Unlike the concentration camps used in the Holocaust, which have been preserved for historical memory, Kirk said most of the Gulag’s prisons were bulldozed. But physical reminders can still be found. “I wasn’t walking past guard towers and barbed wire or anything like that. But it was fascinating to me to think about the living legacy of Stalinism in both the infrastructure that stands today, and also the stories. People’s life stories that they wrote down and donated to make this archive outside of the Communist Party archive. To tell an alternate history of their country.”

As Vladimir Putin has resealed Soviet archives while carefully cultivating a heroic narrative about Russia in the Second World War during the peak of Stalinism, these privately held documents have gained importance. Recently, however, most local Memorial offices have been shuttered by the government, and their papers are much harder to access. Meanwhile, owing to escalating political repression under Putin and the book he wrote, Kirk is no longer able to visit a country he loves.

“Putin has crushed civil society in Russia today.
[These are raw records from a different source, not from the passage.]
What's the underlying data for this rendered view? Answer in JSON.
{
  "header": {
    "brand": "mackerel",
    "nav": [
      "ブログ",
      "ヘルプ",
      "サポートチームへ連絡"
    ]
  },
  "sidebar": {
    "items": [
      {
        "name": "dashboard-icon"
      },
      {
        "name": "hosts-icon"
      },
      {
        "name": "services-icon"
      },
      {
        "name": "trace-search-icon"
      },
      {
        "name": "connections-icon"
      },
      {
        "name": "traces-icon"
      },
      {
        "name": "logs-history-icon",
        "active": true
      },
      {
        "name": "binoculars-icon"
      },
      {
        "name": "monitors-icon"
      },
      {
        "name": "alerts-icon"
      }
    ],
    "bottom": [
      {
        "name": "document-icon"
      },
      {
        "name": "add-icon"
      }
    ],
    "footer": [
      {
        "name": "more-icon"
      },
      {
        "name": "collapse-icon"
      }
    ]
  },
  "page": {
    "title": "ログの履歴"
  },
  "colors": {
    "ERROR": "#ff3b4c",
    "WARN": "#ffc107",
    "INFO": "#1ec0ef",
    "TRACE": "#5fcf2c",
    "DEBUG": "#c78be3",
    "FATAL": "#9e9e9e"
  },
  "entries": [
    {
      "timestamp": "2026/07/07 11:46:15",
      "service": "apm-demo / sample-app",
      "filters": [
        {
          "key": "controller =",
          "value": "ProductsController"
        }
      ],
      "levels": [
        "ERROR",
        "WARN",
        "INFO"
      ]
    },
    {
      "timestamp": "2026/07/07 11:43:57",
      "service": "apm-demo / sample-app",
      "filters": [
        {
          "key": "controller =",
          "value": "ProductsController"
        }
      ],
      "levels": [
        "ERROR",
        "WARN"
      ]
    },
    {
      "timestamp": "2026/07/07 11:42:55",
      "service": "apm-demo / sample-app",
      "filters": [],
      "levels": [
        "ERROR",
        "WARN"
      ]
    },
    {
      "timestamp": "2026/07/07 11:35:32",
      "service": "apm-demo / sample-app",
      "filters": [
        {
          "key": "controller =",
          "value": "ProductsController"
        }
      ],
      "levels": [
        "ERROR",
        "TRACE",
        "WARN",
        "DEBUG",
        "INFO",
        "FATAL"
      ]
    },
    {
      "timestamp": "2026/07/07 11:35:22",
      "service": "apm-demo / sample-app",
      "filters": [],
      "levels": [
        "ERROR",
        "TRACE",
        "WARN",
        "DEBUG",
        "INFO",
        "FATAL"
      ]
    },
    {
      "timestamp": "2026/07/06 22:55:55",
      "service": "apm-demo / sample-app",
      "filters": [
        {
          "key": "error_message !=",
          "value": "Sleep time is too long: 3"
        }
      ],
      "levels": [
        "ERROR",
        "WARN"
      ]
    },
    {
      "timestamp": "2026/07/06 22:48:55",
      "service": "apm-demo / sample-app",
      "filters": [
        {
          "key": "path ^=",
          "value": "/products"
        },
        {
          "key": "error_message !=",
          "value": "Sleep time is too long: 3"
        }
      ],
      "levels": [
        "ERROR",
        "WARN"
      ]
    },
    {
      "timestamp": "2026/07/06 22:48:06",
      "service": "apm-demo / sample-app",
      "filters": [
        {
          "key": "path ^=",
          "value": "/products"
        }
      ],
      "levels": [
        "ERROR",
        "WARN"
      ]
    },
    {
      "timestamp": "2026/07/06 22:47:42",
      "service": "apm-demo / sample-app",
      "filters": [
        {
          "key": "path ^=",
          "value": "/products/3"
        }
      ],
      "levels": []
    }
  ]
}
The Memorial Society has been outlawed by the Russian Supreme Court,” he said. “Political repression in Putin’s Russia today is at a level akin to the Stalin period. It’s really really bad.”

He added that it’s unsafe for him to contact the people he met and worked alongside. “I have some dear friends and colleagues who are part of this human rights movement that mentored me and I learned a lot from them over the years. One of the difficult things has been having to respectfully pause our relationship.” He said of those who assisted him in Komi, “I owe them copies of this book out of personal debt, and I can’t send them to them. It would be dangerous for them.”

“After the Gulag,” which has been nominated for both the Wayne S. Vucinich and the Bruce Lincoln book prizes, is unavailable in Russia, where the government is attempting to erase the system’s memory. Kirk hopes one day Russia will reckon with its past. “The arc of history bends towards the just, I hope,” he concluded. “So I’m hopeful that this moment will pass in my lifetime.”

David James

David A. James is a Fairbanks-based freelance writer, and editor of the Alaska literary collection “Writing on the Edge.” He can be reached at